First of all you need to locate the source of the message.
IE is known for it's abysmal error reporting but luckily IE9 seems somewhat capable. If this bug occurs in IE6, IE7 or IE8 it will also occur in IE9, so use IE9 to debug (for your sanity)
Open the webdeveloper console in IE9 (press F12) and run through the steps to produce this error.
IE9 should now give you a file and line indication on the console, yay!
What typically goes wrong is a callback that is executed after some delay, either by setTimeout or because of an Ajax request. If the window, document or frame the callback is defined in got unloaded then you will get this message when it tries to execute your callback function.
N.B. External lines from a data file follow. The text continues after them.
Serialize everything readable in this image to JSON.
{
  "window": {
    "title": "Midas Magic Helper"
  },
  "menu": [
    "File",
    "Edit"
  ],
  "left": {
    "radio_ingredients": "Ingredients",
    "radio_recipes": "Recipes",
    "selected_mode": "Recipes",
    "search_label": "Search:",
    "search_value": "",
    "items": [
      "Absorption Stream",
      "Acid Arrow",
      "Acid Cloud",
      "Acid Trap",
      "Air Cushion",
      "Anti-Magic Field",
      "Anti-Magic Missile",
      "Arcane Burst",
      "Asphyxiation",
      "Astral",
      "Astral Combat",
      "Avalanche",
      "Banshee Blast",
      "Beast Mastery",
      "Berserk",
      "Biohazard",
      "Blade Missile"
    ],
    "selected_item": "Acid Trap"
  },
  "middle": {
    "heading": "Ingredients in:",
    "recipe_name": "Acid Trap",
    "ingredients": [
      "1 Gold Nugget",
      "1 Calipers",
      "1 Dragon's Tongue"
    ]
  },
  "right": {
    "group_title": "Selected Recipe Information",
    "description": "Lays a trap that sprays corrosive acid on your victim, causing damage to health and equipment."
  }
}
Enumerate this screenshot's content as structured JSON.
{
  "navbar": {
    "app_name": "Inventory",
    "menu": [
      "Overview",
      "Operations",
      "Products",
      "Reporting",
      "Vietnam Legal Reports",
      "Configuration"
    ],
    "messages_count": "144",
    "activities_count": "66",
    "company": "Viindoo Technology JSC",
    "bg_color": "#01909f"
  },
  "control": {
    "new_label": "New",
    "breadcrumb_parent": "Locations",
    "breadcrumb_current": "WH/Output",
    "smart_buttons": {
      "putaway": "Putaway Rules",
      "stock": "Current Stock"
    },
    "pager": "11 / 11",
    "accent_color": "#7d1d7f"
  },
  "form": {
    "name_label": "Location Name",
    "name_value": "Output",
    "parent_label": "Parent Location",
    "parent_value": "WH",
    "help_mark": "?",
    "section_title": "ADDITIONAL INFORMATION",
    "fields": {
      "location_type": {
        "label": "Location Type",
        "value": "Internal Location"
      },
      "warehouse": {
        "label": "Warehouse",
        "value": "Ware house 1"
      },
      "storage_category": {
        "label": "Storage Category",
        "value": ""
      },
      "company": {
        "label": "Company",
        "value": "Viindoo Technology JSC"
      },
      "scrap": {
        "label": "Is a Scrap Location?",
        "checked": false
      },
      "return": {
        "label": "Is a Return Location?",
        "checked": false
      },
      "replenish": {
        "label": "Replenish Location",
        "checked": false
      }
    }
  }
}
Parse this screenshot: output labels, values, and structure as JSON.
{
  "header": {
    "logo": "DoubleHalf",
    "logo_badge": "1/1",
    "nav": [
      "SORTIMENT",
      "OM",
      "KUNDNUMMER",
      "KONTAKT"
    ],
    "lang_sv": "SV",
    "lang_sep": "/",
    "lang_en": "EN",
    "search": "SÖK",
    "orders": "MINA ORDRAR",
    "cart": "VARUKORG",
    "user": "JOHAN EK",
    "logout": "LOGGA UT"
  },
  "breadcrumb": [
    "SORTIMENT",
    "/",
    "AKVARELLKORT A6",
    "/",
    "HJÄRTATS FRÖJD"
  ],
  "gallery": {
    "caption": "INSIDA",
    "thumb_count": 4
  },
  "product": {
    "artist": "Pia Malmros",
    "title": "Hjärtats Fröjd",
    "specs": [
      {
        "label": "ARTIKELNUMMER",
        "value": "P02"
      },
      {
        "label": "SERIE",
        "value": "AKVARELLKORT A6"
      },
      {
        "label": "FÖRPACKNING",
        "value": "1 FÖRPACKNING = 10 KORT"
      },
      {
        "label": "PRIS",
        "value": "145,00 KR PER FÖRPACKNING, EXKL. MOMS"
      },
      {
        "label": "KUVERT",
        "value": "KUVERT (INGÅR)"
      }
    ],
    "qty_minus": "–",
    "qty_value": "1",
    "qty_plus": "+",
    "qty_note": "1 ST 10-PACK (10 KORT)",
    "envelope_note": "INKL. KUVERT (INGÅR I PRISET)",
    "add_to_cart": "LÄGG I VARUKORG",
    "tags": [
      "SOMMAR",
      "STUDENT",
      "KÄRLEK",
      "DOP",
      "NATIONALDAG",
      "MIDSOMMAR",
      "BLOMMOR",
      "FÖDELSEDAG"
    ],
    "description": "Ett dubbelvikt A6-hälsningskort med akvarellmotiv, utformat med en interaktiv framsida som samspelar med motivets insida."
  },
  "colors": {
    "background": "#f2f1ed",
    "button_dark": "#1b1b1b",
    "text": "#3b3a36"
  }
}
Seemingly other browsers ignore this problem, which is fine I guess. To make IE do the same just wrap the callback in a try-catch block (I don't know what the callback would evaluate to, I don't think it evaluates to undefined). If you want have more precise error handling or if you actually want to take action when this occurs you can probably do so and please make a post here because I'm curious as to what kind of use case would actually require this.